My creative journey started in university. I have a BA in Professional Writing and Editing, an MA in Literature, and a PhD in Art, Technology, and Emerging Communication. The tie that binds those degrees together (aside from student loans) is a love of words, what they mean, and how we use them. The jobs I maintained while in university also speak to my love for language and communication.
Some of my previous positions include Directing the National Writing Project site at West Virginia University, Leading Marketing Content for an educational software company, and Directing Writing and Editorial at another software company. By the time I was hired at a game studio, I had a wealth of professional and educational experiences to draw on.
“My professional experience in the industry has been nothing short of fulfilling. Every day I get to collaborate with incredibly talented creators to bring worlds and stories to life.“
Shifting back to games—how did you get your start in Game Dev and what has your professional experience been like?
Depending on how you look at it, I’d say I got my start in academia. My PhD research focused on interactive narrative systems in games. Following the completion of my PhD, I remained on as faculty and taught game studies and worked in the school’s game lab. I networked a lot during those 6-8 years, talking to game scholars, game journalists, and game developers. My first job in the industry was at Gearbox, when I was hired on as a writer.
My professional experience in the industry has been nothing short of fulfilling. Every day I get to collaborate with incredibly talented creators to bring worlds and stories to life. Seeing something that started as an idea blossom into a playable experience others can share is…wow. It’s a dream. It’s hard work, too, I don’t want to sugar coat it too much. But it’s hard work with both qualitative and quantitative value.
To follow up on that, what is your current position and how would you describe your responsibilities?
I am currently the Head of Writing. I’m the first person at Gearbox to hold the title. That’s an incredible honor, but it also means my latest and greatest creative endeavor is defining the job! At the day-to-day level, I’m responsible for managing Gearbox’s group of talented writers; for analyzing, anticipating, and estimating writing needs across projects and to scope; for maintaining our quality of writing and standards; and for collaborating in the creation of all our story content.
Game studios are often looking for writers and storytellers with a specific background when hiring for a given project. These can be writers with experience in dramatic screenplays or VO direction, or narrative designers heavily involved with various dialogue systems.
As Head of Writing at Gearbox, what over-arching narrative skills or perspectives do you most value in your narrative team members, regardless of the project?
In this industry, creative ideas and feedback come from many people across various disciplines. I look for writers who are eager to collaborate with others and willing to adapt to find a shared vision. Being open to ideas is essential. Anyone looking for creative autonomy will struggle in the game’s industry.
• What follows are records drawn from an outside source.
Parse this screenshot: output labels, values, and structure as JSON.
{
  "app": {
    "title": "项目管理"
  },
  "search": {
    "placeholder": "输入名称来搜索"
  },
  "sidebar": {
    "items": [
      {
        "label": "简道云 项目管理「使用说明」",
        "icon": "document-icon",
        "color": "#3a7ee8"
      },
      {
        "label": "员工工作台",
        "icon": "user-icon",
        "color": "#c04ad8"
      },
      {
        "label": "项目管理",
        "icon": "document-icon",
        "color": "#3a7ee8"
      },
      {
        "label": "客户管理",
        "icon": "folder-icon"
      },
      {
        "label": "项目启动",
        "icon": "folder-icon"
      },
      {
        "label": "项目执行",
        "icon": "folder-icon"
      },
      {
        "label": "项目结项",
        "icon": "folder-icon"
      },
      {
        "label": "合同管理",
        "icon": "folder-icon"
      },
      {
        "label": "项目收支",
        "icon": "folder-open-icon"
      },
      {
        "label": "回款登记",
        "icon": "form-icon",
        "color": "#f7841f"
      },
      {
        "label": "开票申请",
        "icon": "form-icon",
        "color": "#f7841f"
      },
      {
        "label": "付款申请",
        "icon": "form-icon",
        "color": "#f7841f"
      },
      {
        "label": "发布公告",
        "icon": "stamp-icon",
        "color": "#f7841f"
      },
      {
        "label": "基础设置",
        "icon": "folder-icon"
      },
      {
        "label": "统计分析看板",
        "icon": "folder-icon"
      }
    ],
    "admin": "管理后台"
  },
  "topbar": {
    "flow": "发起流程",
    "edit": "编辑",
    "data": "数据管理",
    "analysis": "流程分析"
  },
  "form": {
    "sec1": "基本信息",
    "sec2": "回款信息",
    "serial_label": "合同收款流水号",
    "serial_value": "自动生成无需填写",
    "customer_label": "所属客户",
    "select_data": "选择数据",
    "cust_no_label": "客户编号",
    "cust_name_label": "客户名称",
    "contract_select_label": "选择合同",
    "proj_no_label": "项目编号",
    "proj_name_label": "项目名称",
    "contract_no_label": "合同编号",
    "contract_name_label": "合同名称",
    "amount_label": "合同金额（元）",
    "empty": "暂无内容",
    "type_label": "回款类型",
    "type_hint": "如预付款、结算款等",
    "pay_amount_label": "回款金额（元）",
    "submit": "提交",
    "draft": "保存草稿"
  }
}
Here, we’re hundreds of people working toward a shared goal. To that end, I know and expect that any writer on my team can turn a clever idea into an exceptional story. That requires adaptability above all else.
In the same vein, narrative positions in games can cover a variety of creative responsibilities. What skillsets or experiences do you think best prepare burgeoning writers/narrative designers for building narrative in games? On the other side, what skillsets or experiences may not be as helpful or necessary?
I’d advise writers to work on spec scripts within the game worlds they enjoy. Pay attention to how the game presents its narrative and how the player is prompted to move (physically/emotionally) through that gameworld. Then, imagine a “what if” scenario for the player character/s that fits the world. Write that script and be sure it highlights your knowledge of the world as well as your ability to write in the voice of its characters.
Beyond that, know your audience. When you are submitting your portfolio, it’s worth the effort to customize it to the potential employer. What qualities does the studio you’re applying to care most about in its stories? Your portfolio should show your capacity to support what the company cares about.
“There is no golden path into this industry. There’s no right or wrong way. There are endless ways.”
Thank you so much for your time Dr. Joyce. Do you have any final thoughts for our students?
The biggest takeaway I can give you in this: there is no golden path into this industry. There’s no right way or wrong way. There are endless ways. Find your way. Don’t be discouraged if your journey isn’t direct. Mine certainly wasn’t. Embrace your journey and the opportunities life presents you. What you learn along the way can help make you a more unique and well-rounded candidate. Remember what you love about games and why you love them, and keep pushing forward!
Bonus Question: if you’re a dessert person, do you prefer cake or pie, and why? If you’re not a dessert person, what is your perfect meal?
In the words of Mia Agraviador, “Porque no los dos?” I think a piecaken is the one, true best answer here.